Objective: To compare selected features of histopathology in acute otitis media caused by various bacteria and examine potential differences due to bacterial species, as well as possible correlation to experimental and human clinical findings.
Methods: Rat models of acute otitis media caused by Streptococcus pneumoniae (MC), non-typeable or type b Haemophilus influenzae (NTHI/HIB) or Moraxella catarrhalis (MC) were studied longitudinally up to 6 months after bacterial challenge. Findings related to dynamics of goblet cell density, modeling and remodeling of bone tissue structures and polyp, as well as fibrous adhesion formation and persistence are presented.
Results: Middle ear goblet cell density progressed to peak 2 weeks after bacterial inoculation, thereafter gradually normalizing. However, density and accordingly middle ear secretory capacity was still significantly increased after 6 months in all bacteria, except MC. The HI species induced the highest increase. Initial osteoresorption was followed by massive osteoneogenesis, progressing to a peak after 2-3 months, followed by some degree of normalization, concurrently classic remodeling. Primarily SP, but also the HI species induced more new bone formation than MC. Mucosal polyp and fibrous adhesion formation occurred regardless of bacterial species. Most polyps appeared in the early phases and the HI species induced formation of more polyps and adhesions than the other bacteria.

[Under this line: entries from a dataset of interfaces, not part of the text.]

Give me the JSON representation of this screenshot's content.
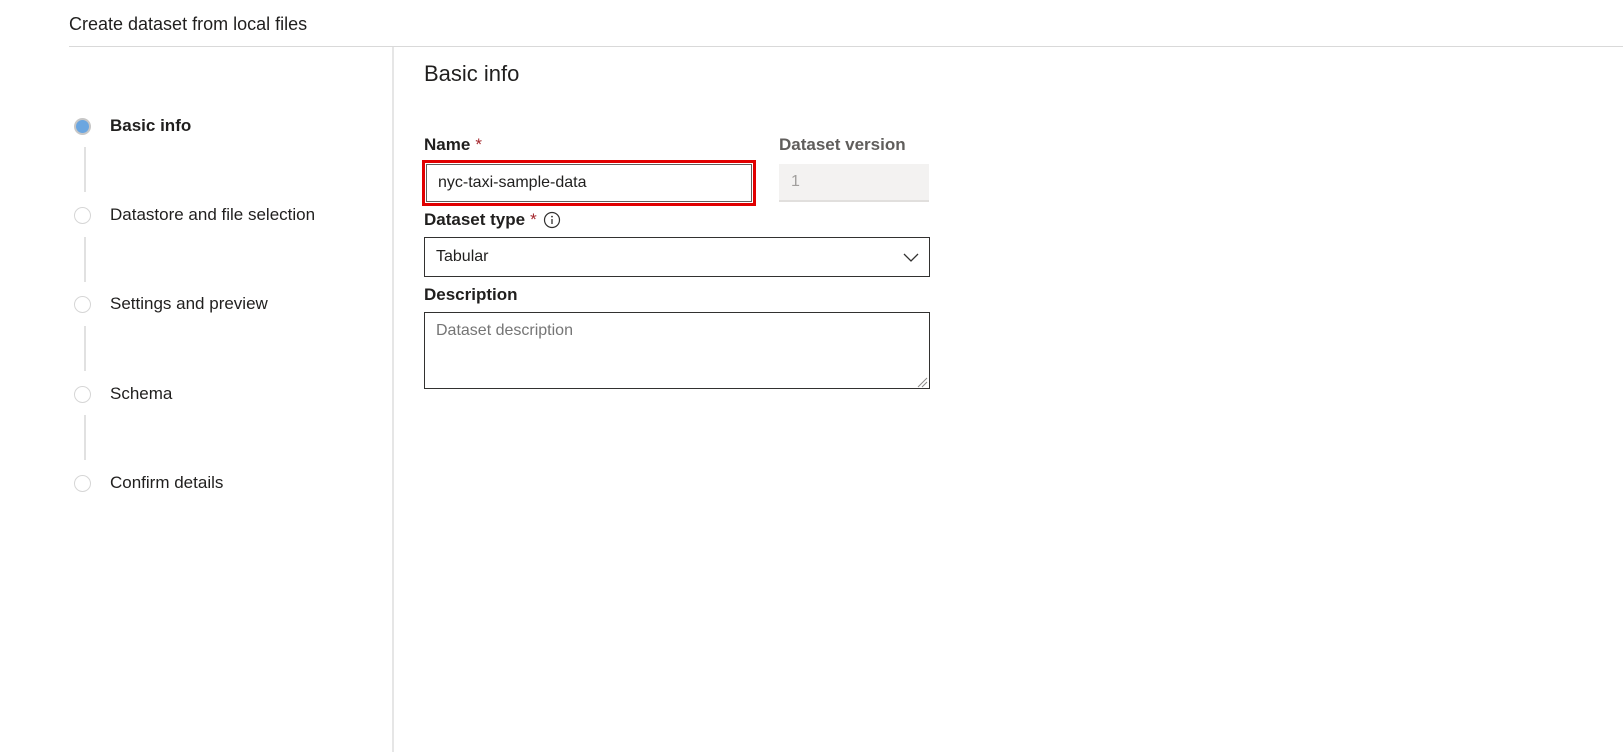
{
  "wizard": {
    "title": "Create dataset from local files"
  },
  "steps": [
    {
      "label": "Basic info",
      "active": true
    },
    {
      "label": "Datastore and file selection",
      "active": false
    },
    {
      "label": "Settings and preview",
      "active": false
    },
    {
      "label": "Schema",
      "active": false
    },
    {
      "label": "Confirm details",
      "active": false
    }
  ],
  "form": {
    "section_title": "Basic info",
    "name": {
      "label": "Name",
      "required_mark": "*",
      "value": "nyc-taxi-sample-data"
    },
    "version": {
      "label": "Dataset version",
      "value": "1"
    },
    "dataset_type": {
      "label": "Dataset type",
      "required_mark": "*",
      "info_icon": "info-icon",
      "selected": "Tabular",
      "dropdown_icon": "chevron-down-icon"
    },
    "description": {
      "label": "Description",
      "placeholder": "Dataset description"
    }
  },
  "colors": {
    "active_step": "#6ba6e0",
    "highlight_border": "#e00000",
    "required": "#a4262c"
  }
}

Conclusion: Acute middle ear infection with the Haemophilus species induce the highest increase of mucosal secretory capacity, lasting for at least 6 months after the acute incident. Thus, a subsequent development of secretory otitis media seems more likely following infection with these bacteria. Equivalently, mucosal scarring observed as polyp and fibrous adhesion formation was more severe following Haemophilus infection. S. pneumoniae induced the most marked changes of bone tissue structures, seen as initial osteoresorption and subsequent osteoneogenesis. Overall, infection with M. catarrhalis induced the mildest changes.